→ **Component data from apps and pages**
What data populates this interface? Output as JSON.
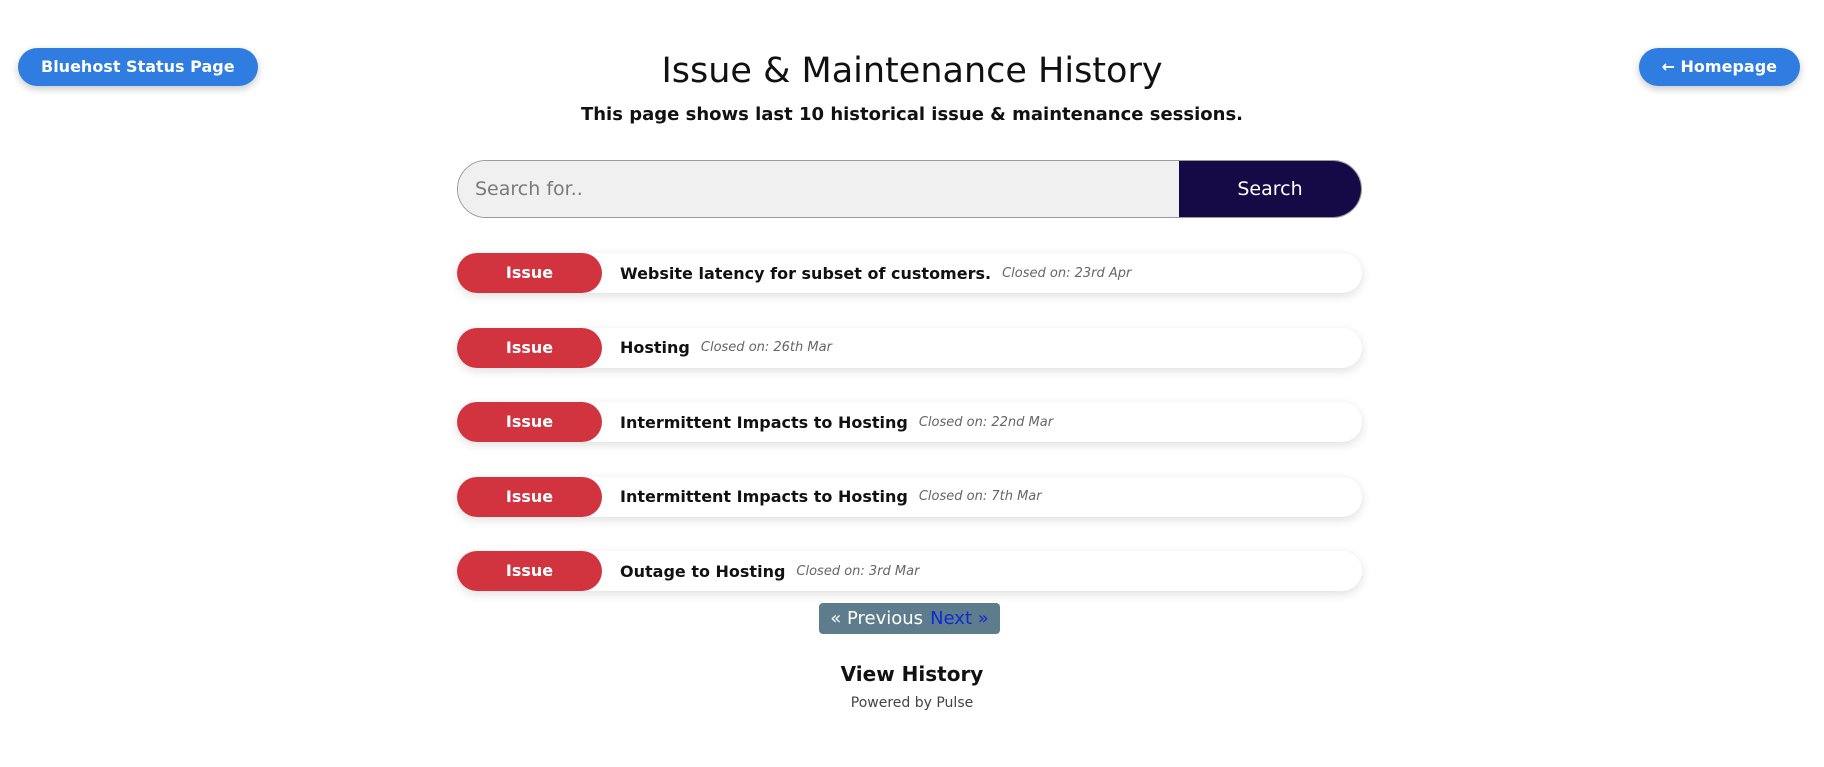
{
  "header": {
    "status_page_label": "Bluehost Status Page",
    "homepage_label": "← Homepage",
    "title": "Issue & Maintenance History",
    "subtitle": "This page shows last 10 historical issue & maintenance sessions."
  },
  "search": {
    "placeholder": "Search for..",
    "value": "",
    "button_label": "Search"
  },
  "issues": [
    {
      "badge": "Issue",
      "title": "Website latency for subset of customers.",
      "closed": "Closed on: 23rd Apr"
    },
    {
      "badge": "Issue",
      "title": "Hosting",
      "closed": "Closed on: 26th Mar"
    },
    {
      "badge": "Issue",
      "title": "Intermittent Impacts to Hosting",
      "closed": "Closed on: 22nd Mar"
    },
    {
      "badge": "Issue",
      "title": "Intermittent Impacts to Hosting",
      "closed": "Closed on: 7th Mar"
    },
    {
      "badge": "Issue",
      "title": "Outage to Hosting",
      "closed": "Closed on: 3rd Mar"
    }
  ],
  "pagination": {
    "previous_label": "« Previous",
    "next_label": "Next »"
  },
  "footer": {
    "view_history_label": "View History",
    "powered_by": "Powered by Pulse"
  },
  "colors": {
    "accent_blue": "#2f7de1",
    "search_button": "#150a45",
    "issue_badge": "#d1343f",
    "pagination_bg": "#5e7d8c",
    "next_link": "#0c2bd6"
  }
}
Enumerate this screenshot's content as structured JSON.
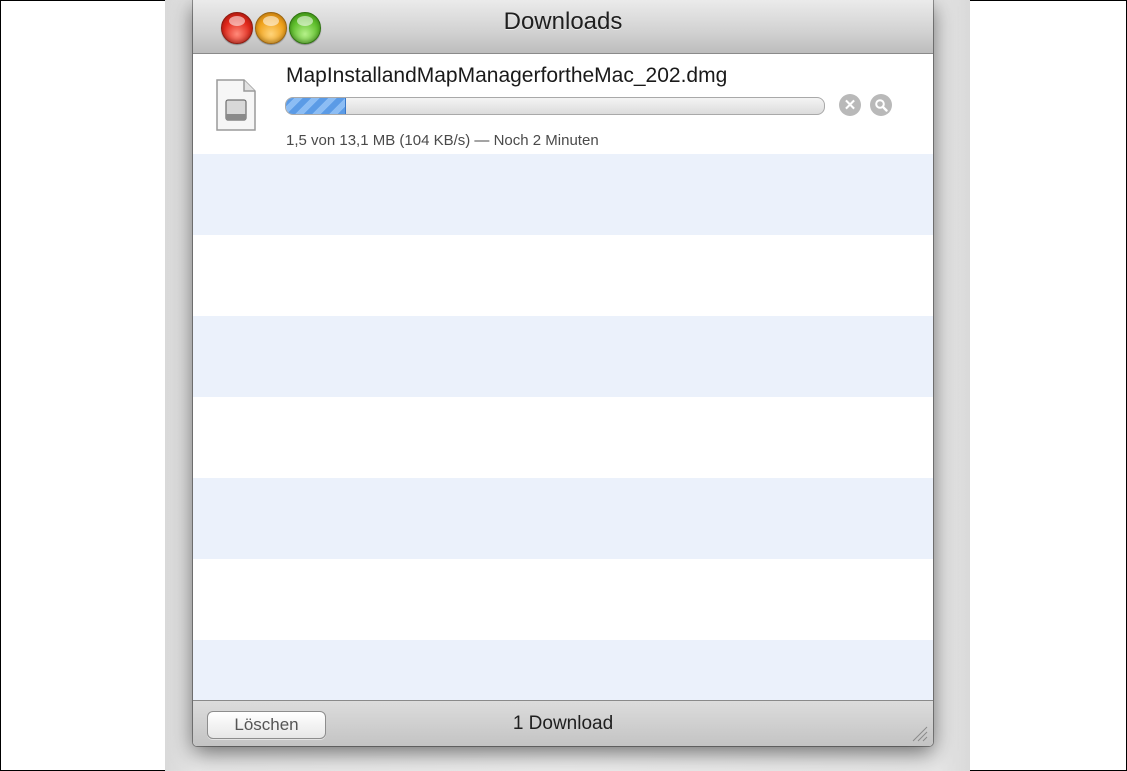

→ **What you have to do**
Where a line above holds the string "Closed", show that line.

→ **Written answer**
      "closed": "Closed on: 23rd Apr"
      "closed": "Closed on: 26th Mar"
      "closed": "Closed on: 22nd Mar"
      "closed": "Closed on: 7th Mar"
      "closed": "Closed on: 3rd Mar"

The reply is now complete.